Welcome to my blog. If you live in Surrey and birding is your obsession (to get out of bed at some ridiculously early time of the morning, no matter what the weather, to go and look at birds isn't normal behaviour, believe me) and you're still a bit of a novice (like me) then, hopefully, this blog is for you.

Friday 17 May 2013


Good friends of ours, Charlie and Di, live in the next road to us and have, by chance, led me to a remarkable spot 20 minutes down the road from Redhill that matches Bookham Common for Nightingales.

When they are not creating things – Di is a brilliant scenic artist who has painted and created scenic work for theatre, ballet and opera, including for the Royal Opera House (visit her website to see examples of her work http://www.diarts.org.uk/), while Charlie can put his hand to anything practical on the house or car front and is a qualified electrician and a damned good one at that – they like to go out walking. Well, they like walking and also stopping off for a pint and spot of lunch. The pub features quite a bit on their walks.

They have the right idea. They don't get stressed out because they haven't added a Wood Warbler to their Surrey year list or moan because a Grasshopper Warbler wouldn't come out from the undergrowth to show itself.

The walk/pub thing sounds like a really good pastime to me, especially as on one walk recently along a footpath just north of the Surrey Oaks pub at Parkgate, near Newdigate, they heard some birdsong they didn't recognise. They couldn't see the bird in the deep scrub but Di recorded it and sent it to me by email.

X marks the spot
Immediately the song gave it away. A Nightingale.

What a great find! And quite close to home. So late yesterday afternoon, Annie and I set off for Parkgate and walked along the footpath to an area that was remarkably similar to Bookham Common. Top-notch and untouched thick vegetation, plus plenty of Hawthorn and other bushes.

Within minutes we could hear the first Nightingale singing in the bushes to our left – it was really close but predictably we couldn't see it until it flew across us and into another small tree close by, where it continued to sing. Fantastic.

Another bird began singing to the right of the path and as we headed further north, we could hear more Nightingale singing. At one point there were at least four competing to be heard. What a great place!

At Bookham there have been at least five birds reported this spring, but I think there maybe more than the six we heard (we saw two) at Parkgate, which makes this site of specific interest and an important one for Nightingale in Surrey.

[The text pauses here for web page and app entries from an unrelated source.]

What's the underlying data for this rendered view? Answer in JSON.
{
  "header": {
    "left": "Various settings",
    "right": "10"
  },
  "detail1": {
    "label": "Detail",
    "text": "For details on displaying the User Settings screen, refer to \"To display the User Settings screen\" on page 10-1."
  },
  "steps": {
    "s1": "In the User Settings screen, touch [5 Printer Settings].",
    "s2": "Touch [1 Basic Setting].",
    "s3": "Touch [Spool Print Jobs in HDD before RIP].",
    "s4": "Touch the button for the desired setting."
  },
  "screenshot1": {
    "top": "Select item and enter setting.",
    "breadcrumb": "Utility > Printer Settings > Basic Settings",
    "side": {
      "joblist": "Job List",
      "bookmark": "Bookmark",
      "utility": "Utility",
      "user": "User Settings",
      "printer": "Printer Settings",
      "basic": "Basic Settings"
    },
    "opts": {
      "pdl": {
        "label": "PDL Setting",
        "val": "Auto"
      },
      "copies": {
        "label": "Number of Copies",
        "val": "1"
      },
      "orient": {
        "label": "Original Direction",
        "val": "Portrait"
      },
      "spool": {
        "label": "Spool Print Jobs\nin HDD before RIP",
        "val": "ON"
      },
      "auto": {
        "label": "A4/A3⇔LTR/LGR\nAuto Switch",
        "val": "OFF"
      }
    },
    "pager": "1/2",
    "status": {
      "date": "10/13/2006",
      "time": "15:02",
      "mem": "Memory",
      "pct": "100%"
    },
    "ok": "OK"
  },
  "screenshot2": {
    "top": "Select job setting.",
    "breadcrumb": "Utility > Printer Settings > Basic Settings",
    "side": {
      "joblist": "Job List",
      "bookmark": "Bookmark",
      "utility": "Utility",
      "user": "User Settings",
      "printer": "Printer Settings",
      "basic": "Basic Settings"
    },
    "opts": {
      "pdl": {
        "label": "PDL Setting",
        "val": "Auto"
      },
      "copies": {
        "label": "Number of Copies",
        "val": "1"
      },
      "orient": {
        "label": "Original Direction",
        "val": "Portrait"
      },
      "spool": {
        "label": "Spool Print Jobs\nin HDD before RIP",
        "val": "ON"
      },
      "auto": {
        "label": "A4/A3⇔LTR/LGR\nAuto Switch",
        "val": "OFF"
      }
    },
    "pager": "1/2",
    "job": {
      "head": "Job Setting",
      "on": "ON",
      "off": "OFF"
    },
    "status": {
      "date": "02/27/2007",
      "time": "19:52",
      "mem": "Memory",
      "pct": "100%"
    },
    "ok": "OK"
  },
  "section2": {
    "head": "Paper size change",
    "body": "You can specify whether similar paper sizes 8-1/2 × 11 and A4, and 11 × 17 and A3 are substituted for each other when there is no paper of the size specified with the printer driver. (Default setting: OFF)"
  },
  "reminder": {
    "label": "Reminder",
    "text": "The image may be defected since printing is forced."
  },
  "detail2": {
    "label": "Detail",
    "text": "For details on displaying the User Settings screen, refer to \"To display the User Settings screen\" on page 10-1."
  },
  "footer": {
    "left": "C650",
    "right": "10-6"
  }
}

Hammond's Copse
 After the Nightingales we walked through the woodland at Hammond's Copse – if you have never been I can recommend it. A stunningly beautiful place with plenty of bluebells on show.

1 comment:

  1. Heard and saw my first this year at Bookham on St.Georges day [in fact saw two]